TASK GOAL:
Would you copy out each line of the records below that includes the word "Digite"?

DATA PROVIDED:
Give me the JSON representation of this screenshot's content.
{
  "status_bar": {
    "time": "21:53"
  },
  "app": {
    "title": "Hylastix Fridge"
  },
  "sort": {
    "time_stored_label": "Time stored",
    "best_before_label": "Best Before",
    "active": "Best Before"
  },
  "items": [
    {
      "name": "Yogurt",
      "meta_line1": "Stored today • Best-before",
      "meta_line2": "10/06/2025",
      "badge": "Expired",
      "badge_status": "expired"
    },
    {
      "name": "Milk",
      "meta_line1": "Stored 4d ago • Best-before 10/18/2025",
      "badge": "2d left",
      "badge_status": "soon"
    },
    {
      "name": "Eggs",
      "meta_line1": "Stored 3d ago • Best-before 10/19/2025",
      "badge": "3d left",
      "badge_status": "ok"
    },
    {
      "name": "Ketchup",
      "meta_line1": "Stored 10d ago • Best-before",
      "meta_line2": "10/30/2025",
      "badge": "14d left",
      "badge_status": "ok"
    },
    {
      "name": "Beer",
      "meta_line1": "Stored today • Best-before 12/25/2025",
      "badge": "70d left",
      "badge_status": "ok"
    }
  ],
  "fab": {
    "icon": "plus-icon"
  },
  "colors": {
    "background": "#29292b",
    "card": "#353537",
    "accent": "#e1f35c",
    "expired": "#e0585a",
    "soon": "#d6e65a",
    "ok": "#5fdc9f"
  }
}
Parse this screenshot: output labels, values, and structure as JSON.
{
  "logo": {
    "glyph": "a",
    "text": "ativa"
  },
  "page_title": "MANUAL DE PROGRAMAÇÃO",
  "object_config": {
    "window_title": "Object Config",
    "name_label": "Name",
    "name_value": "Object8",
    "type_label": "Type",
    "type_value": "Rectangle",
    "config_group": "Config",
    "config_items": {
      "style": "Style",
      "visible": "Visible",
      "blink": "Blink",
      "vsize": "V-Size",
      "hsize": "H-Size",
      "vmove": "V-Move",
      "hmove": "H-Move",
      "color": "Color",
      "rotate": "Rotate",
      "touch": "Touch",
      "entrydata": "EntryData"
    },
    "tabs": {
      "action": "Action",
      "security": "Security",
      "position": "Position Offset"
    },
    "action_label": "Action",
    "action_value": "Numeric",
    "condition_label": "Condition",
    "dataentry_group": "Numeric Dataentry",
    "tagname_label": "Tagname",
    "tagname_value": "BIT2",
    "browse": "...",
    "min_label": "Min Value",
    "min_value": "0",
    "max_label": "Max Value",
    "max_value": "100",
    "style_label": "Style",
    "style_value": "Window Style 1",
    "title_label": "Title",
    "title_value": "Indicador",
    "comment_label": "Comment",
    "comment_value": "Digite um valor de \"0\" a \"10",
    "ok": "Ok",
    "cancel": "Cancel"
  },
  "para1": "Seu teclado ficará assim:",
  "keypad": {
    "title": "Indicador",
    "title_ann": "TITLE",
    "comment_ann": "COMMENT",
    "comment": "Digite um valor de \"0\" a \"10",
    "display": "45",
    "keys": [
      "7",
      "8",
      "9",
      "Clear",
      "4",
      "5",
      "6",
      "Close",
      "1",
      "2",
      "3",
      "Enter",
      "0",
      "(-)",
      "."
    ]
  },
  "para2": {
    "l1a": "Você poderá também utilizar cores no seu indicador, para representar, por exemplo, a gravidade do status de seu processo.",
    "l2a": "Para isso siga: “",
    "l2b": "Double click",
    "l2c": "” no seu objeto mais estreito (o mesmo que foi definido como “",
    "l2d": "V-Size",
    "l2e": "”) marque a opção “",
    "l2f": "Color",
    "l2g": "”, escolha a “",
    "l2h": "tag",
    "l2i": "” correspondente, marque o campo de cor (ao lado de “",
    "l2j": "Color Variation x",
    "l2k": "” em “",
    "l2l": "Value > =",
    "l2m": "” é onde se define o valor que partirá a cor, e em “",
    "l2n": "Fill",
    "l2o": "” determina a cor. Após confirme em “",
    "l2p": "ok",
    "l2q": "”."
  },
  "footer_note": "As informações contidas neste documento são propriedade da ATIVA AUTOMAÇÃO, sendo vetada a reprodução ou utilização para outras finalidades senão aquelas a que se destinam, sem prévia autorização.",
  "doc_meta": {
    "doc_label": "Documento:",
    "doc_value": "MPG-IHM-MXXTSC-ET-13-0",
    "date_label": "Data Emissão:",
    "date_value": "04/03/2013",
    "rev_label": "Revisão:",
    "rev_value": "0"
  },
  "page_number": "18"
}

ANSWER SPACE:
    "comment_value": "Digite um valor de \"0\" a \"10",
    "comment": "Digite um valor de \"0\" a \"10",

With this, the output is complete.